= WHAT TO WORK ON =
Below are some entries; can you quote all of them exactly?

Start of Block

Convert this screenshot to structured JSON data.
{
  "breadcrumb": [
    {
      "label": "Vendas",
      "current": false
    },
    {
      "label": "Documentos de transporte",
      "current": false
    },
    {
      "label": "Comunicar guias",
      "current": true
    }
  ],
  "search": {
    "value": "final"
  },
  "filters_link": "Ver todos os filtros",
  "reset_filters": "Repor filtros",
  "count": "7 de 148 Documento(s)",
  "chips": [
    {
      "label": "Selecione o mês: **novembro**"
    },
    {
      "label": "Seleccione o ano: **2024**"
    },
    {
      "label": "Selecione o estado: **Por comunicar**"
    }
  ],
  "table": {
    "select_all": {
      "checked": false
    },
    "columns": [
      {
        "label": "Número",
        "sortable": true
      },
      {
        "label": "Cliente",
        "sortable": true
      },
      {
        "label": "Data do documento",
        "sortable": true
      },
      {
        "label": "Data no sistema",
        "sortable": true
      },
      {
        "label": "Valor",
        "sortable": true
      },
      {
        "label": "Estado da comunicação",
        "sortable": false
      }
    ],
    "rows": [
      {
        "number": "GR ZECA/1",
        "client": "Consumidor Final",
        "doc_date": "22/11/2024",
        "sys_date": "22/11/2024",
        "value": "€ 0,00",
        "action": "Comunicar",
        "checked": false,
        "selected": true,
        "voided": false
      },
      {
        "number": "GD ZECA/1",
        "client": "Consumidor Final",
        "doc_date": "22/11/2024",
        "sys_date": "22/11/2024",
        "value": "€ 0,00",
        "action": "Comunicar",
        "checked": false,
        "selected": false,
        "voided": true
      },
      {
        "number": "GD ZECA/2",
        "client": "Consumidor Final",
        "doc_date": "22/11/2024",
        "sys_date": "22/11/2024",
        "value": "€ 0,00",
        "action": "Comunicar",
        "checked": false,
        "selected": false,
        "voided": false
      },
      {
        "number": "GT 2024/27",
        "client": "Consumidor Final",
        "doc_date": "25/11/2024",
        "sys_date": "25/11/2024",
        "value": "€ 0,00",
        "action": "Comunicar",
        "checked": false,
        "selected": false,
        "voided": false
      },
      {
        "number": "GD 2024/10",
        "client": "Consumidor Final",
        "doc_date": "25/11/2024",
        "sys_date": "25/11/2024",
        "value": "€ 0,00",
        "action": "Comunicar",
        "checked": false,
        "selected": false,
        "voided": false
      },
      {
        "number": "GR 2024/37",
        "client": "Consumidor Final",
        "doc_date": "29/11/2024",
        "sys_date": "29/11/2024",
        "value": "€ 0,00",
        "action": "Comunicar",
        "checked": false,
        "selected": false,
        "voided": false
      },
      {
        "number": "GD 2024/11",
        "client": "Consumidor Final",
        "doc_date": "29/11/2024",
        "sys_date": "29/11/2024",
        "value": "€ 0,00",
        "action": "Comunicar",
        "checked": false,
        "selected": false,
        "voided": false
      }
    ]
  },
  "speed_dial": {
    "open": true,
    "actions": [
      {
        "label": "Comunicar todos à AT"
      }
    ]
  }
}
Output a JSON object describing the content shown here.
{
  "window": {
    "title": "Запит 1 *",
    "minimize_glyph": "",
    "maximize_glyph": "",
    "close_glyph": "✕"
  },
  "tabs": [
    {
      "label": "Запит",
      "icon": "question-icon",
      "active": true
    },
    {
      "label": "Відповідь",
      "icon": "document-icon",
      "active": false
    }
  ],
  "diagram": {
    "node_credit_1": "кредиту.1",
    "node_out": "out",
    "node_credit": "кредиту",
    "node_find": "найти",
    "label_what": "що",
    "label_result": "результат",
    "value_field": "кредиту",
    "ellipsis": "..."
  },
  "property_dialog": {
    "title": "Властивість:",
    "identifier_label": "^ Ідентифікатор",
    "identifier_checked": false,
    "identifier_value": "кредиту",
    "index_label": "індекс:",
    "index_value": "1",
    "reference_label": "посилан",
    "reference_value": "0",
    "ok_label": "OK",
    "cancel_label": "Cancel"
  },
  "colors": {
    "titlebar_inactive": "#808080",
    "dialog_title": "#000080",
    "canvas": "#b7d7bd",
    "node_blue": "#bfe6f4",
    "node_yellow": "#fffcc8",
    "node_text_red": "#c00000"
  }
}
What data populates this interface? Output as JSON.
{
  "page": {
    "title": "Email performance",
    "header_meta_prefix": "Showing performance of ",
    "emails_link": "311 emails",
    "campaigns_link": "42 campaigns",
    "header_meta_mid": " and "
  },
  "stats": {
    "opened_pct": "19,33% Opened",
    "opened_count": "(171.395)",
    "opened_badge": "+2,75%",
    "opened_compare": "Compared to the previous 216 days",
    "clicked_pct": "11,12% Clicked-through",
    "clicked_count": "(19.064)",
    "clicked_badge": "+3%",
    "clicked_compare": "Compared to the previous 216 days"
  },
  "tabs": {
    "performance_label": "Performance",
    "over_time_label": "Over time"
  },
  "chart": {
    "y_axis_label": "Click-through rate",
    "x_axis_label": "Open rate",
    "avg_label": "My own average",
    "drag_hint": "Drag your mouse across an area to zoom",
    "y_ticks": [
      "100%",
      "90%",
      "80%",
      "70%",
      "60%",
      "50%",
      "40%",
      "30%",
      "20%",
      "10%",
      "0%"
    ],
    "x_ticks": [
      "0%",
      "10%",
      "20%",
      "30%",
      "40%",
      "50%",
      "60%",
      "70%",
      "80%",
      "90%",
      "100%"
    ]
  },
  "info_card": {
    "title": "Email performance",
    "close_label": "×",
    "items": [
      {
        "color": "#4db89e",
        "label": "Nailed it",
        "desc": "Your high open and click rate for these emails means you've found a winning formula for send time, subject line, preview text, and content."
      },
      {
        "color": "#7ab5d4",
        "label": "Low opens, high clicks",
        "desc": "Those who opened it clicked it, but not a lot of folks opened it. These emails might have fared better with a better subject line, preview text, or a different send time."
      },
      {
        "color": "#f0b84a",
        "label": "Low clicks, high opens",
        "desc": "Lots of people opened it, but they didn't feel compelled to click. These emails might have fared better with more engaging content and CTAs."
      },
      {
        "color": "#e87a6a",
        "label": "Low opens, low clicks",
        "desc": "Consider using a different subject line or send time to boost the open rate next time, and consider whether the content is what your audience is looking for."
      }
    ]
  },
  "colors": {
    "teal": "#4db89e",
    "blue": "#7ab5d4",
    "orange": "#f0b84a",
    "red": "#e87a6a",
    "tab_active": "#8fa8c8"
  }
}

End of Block

= THE ANSWER =
Convert this screenshot to structured JSON data.
{
  "breadcrumb": [
    {
      "label": "Vendas",
      "current": false
    },
    {
      "label": "Documentos de transporte",
      "current": false
    },
    {
      "label": "Comunicar guias",
      "current": true
    }
  ],
  "search": {
    "value": "final"
  },
  "filters_link": "Ver todos os filtros",
  "reset_filters": "Repor filtros",
  "count": "7 de 148 Documento(s)",
  "chips": [
    {
      "label": "Selecione o mês: **novembro**"
    },
    {
      "label": "Seleccione o ano: **2024**"
    },
    {
      "label": "Selecione o estado: **Por comunicar**"
    }
  ],
  "table": {
    "select_all": {
      "checked": false
    },
    "columns": [
      {
        "label": "Número",
        "sortable": true
      },
      {
        "label": "Cliente",
        "sortable": true
      },
      {
        "label": "Data do documento",
        "sortable": true
      },
      {
        "label": "Data no sistema",
        "sortable": true
      },
      {
        "label": "Valor",
        "sortable": true
      },
      {
        "label": "Estado da comunicação",
        "sortable": false
      }
    ],
    "rows": [
      {
        "number": "GR ZECA/1",
        "client": "Consumidor Final",
        "doc_date": "22/11/2024",
        "sys_date": "22/11/2024",
        "value": "€ 0,00",
        "action": "Comunicar",
        "checked": false,
        "selected": true,
        "voided": false
      },
      {
        "number": "GD ZECA/1",
        "client": "Consumidor Final",
        "doc_date": "22/11/2024",
        "sys_date": "22/11/2024",
        "value": "€ 0,00",
        "action": "Comunicar",
        "checked": false,
        "selected": false,
        "voided": true
      },
      {
        "number": "GD ZECA/2",
        "client": "Consumidor Final",
        "doc_date": "22/11/2024",
        "sys_date": "22/11/2024",
        "value": "€ 0,00",
        "action": "Comunicar",
        "checked": false,
        "selected": false,
        "voided": false
      },
      {
        "number": "GT 2024/27",
        "client": "Consumidor Final",
        "doc_date": "25/11/2024",
        "sys_date": "25/11/2024",
        "value": "€ 0,00",
        "action": "Comunicar",
        "checked": false,
        "selected": false,
        "voided": false
      },
      {
        "number": "GD 2024/10",
        "client": "Consumidor Final",
        "doc_date": "25/11/2024",
        "sys_date": "25/11/2024",
        "value": "€ 0,00",
        "action": "Comunicar",
        "checked": false,
        "selected": false,
        "voided": false
      },
      {
        "number": "GR 2024/37",
        "client": "Consumidor Final",
        "doc_date": "29/11/2024",
        "sys_date": "29/11/2024",
        "value": "€ 0,00",
        "action": "Comunicar",
        "checked": false,
        "selected": false,
        "voided": false
      },
      {
        "number": "GD 2024/11",
        "client": "Consumidor Final",
        "doc_date": "29/11/2024",
        "sys_date": "29/11/2024",
        "value": "€ 0,00",
        "action": "Comunicar",
        "checked": false,
        "selected": false,
        "voided": false
      }
    ]
  },
  "speed_dial": {
    "open": true,
    "actions": [
      {
        "label": "Comunicar todos à AT"
      }
    ]
  }
}
Output a JSON object describing the content shown here.
{
  "window": {
    "title": "Запит 1 *",
    "minimize_glyph": "",
    "maximize_glyph": "",
    "close_glyph": "✕"
  },
  "tabs": [
    {
      "label": "Запит",
      "icon": "question-icon",
      "active": true
    },
    {
      "label": "Відповідь",
      "icon": "document-icon",
      "active": false
    }
  ],
  "diagram": {
    "node_credit_1": "кредиту.1",
    "node_out": "out",
    "node_credit": "кредиту",
    "node_find": "найти",
    "label_what": "що",
    "label_result": "результат",
    "value_field": "кредиту",
    "ellipsis": "..."
  },
  "property_dialog": {
    "title": "Властивість:",
    "identifier_label": "^ Ідентифікатор",
    "identifier_checked": false,
    "identifier_value": "кредиту",
    "index_label": "індекс:",
    "index_value": "1",
    "reference_label": "посилан",
    "reference_value": "0",
    "ok_label": "OK",
    "cancel_label": "Cancel"
  },
  "colors": {
    "titlebar_inactive": "#808080",
    "dialog_title": "#000080",
    "canvas": "#b7d7bd",
    "node_blue": "#bfe6f4",
    "node_yellow": "#fffcc8",
    "node_text_red": "#c00000"
  }
}
What data populates this interface? Output as JSON.
{
  "page": {
    "title": "Email performance",
    "header_meta_prefix": "Showing performance of ",
    "emails_link": "311 emails",
    "campaigns_link": "42 campaigns",
    "header_meta_mid": " and "
  },
  "stats": {
    "opened_pct": "19,33% Opened",
    "opened_count": "(171.395)",
    "opened_badge": "+2,75%",
    "opened_compare": "Compared to the previous 216 days",
    "clicked_pct": "11,12% Clicked-through",
    "clicked_count": "(19.064)",
    "clicked_badge": "+3%",
    "clicked_compare": "Compared to the previous 216 days"
  },
  "tabs": {
    "performance_label": "Performance",
    "over_time_label": "Over time"
  },
  "chart": {
    "y_axis_label": "Click-through rate",
    "x_axis_label": "Open rate",
    "avg_label": "My own average",
    "drag_hint": "Drag your mouse across an area to zoom",
    "y_ticks": [
      "100%",
      "90%",
      "80%",
      "70%",
      "60%",
      "50%",
      "40%",
      "30%",
      "20%",
      "10%",
      "0%"
    ],
    "x_ticks": [
      "0%",
      "10%",
      "20%",
      "30%",
      "40%",
      "50%",
      "60%",
      "70%",
      "80%",
      "90%",
      "100%"
    ]
  },
  "info_card": {
    "title": "Email performance",
    "close_label": "×",
    "items": [
      {
        "color": "#4db89e",
        "label": "Nailed it",
        "desc": "Your high open and click rate for these emails means you've found a winning formula for send time, subject line, preview text, and content."
      },
      {
        "color": "#7ab5d4",
        "label": "Low opens, high clicks",
        "desc": "Those who opened it clicked it, but not a lot of folks opened it. These emails might have fared better with a better subject line, preview text, or a different send time."
      },
      {
        "color": "#f0b84a",
        "label": "Low clicks, high opens",
        "desc": "Lots of people opened it, but they didn't feel compelled to click. These emails might have fared better with more engaging content and CTAs."
      },
      {
        "color": "#e87a6a",
        "label": "Low opens, low clicks",
        "desc": "Consider using a different subject line or send time to boost the open rate next time, and consider whether the content is what your audience is looking for."
      }
    ]
  },
  "colors": {
    "teal": "#4db89e",
    "blue": "#7ab5d4",
    "orange": "#f0b84a",
    "red": "#e87a6a",
    "tab_active": "#8fa8c8"
  }
}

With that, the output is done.